Look for the string "trầm" in the material below. Copy every line where you find it.
── Data provided
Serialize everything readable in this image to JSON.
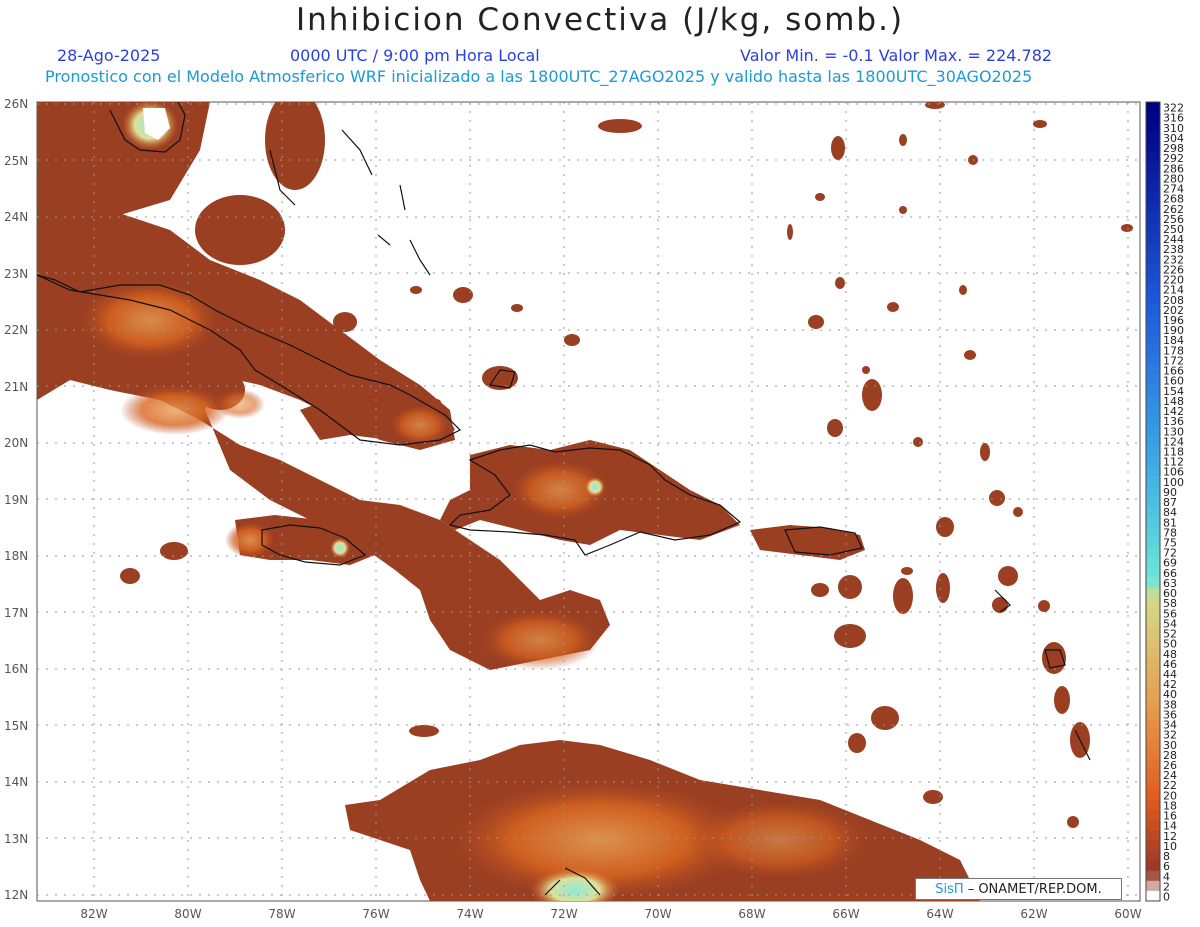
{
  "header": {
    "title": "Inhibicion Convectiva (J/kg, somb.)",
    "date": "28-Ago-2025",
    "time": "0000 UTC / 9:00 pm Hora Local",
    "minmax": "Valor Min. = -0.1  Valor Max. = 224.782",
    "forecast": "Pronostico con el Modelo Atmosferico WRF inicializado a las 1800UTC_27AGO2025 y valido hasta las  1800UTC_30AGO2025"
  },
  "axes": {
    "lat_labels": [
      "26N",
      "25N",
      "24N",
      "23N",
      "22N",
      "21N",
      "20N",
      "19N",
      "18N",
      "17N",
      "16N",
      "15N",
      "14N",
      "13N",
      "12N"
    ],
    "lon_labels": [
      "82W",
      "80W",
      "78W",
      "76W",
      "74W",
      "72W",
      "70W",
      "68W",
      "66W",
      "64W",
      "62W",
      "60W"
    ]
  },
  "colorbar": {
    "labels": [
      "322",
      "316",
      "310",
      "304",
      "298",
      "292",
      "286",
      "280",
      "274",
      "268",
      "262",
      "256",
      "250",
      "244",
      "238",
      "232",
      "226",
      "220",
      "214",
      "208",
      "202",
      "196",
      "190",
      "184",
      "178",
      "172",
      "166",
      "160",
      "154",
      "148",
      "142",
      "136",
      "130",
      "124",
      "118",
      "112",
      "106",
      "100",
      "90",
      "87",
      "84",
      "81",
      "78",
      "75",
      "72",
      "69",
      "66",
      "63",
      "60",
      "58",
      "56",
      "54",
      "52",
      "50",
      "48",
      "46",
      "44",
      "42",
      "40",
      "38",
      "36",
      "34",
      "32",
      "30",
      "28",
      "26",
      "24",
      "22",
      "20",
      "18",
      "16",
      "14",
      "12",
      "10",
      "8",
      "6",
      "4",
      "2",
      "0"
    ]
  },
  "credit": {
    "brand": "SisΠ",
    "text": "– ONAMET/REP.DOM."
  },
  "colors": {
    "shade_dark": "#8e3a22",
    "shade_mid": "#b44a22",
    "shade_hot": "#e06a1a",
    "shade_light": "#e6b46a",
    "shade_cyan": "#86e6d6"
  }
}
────
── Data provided
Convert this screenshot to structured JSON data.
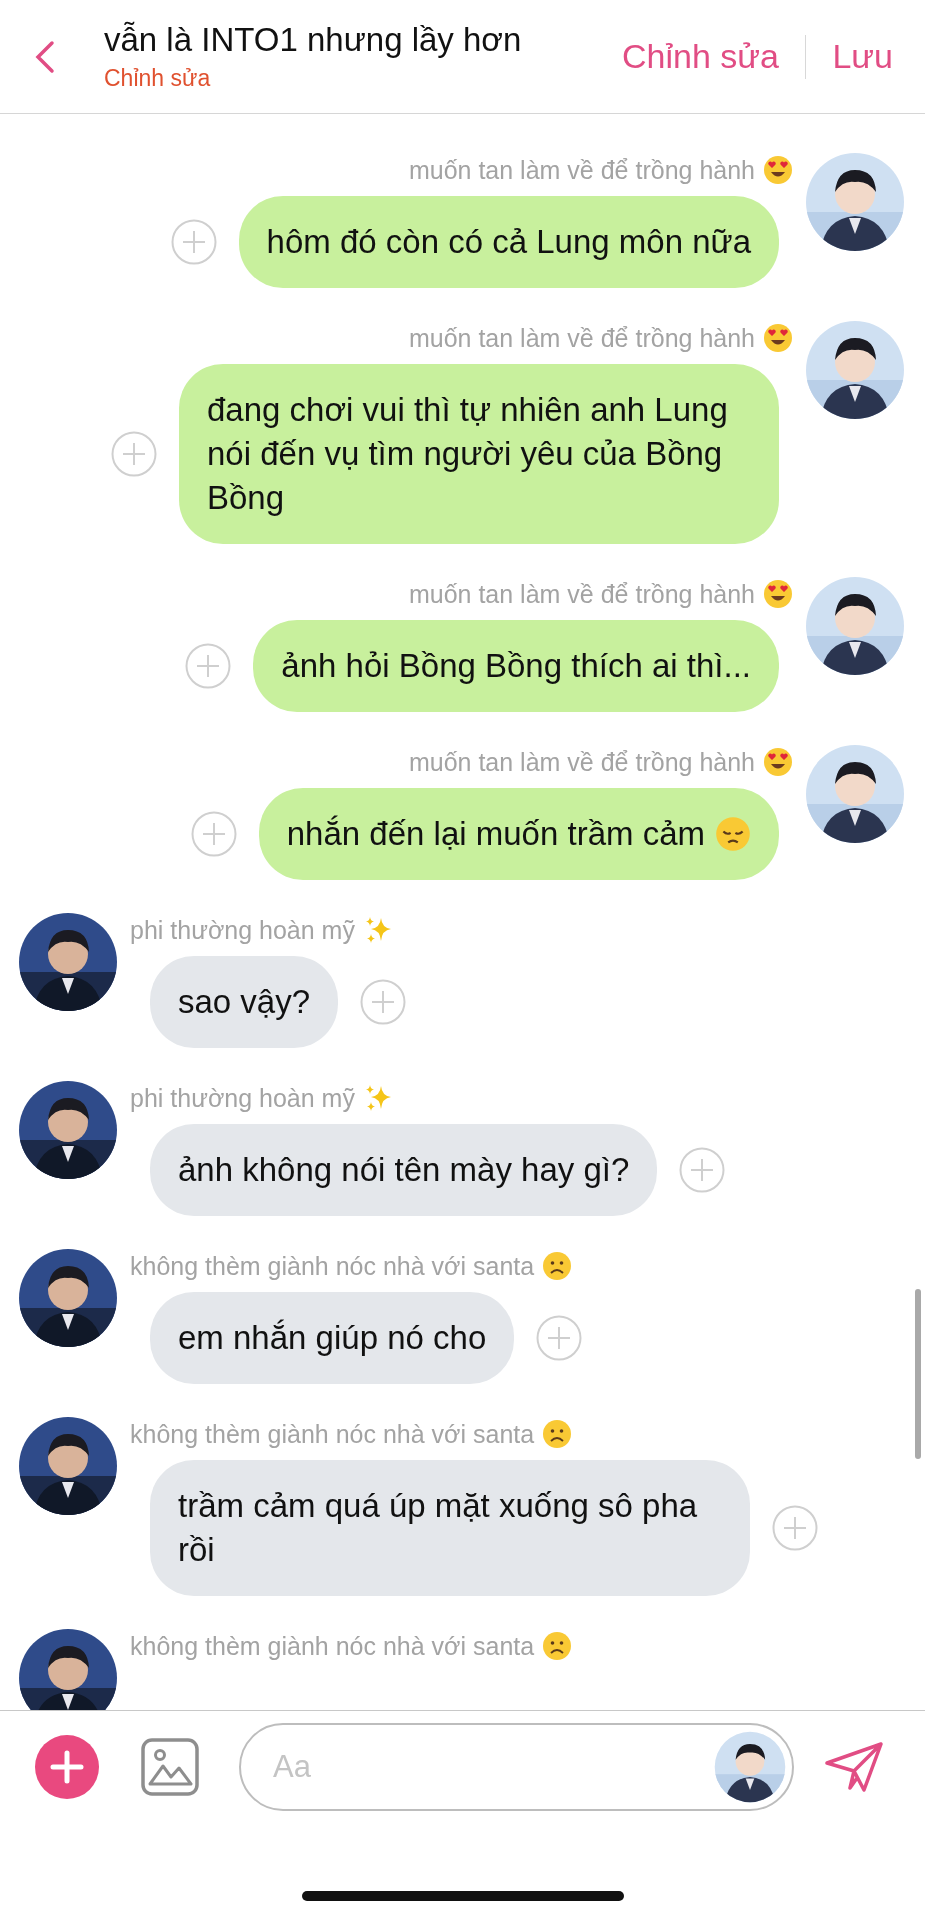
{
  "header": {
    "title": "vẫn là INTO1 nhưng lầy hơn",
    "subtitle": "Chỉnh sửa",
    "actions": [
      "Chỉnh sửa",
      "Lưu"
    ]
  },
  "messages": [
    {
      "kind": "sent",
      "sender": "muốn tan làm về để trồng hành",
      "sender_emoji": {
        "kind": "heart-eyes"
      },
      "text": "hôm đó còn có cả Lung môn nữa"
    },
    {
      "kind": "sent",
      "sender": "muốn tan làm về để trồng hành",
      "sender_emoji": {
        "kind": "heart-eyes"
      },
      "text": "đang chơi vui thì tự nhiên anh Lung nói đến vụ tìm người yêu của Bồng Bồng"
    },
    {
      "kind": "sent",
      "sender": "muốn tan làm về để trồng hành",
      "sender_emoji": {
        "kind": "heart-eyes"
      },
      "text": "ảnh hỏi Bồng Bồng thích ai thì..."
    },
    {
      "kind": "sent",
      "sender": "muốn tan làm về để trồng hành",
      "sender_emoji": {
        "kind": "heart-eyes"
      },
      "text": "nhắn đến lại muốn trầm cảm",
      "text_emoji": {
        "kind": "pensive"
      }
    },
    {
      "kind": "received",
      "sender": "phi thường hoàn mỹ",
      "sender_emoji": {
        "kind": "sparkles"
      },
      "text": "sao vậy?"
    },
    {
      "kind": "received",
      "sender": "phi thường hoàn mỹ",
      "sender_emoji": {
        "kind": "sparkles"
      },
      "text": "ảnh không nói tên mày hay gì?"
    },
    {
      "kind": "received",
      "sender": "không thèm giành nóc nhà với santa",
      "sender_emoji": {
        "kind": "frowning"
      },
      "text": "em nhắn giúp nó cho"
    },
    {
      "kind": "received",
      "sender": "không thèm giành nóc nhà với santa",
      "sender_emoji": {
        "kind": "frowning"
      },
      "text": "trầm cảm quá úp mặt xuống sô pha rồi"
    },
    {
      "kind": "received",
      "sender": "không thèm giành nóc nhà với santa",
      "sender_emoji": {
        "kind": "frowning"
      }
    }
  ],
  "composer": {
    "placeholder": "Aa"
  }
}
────
Task output >>
      "text": "nhắn đến lại muốn trầm cảm",
      "text": "trầm cảm quá úp mặt xuống sô pha rồi"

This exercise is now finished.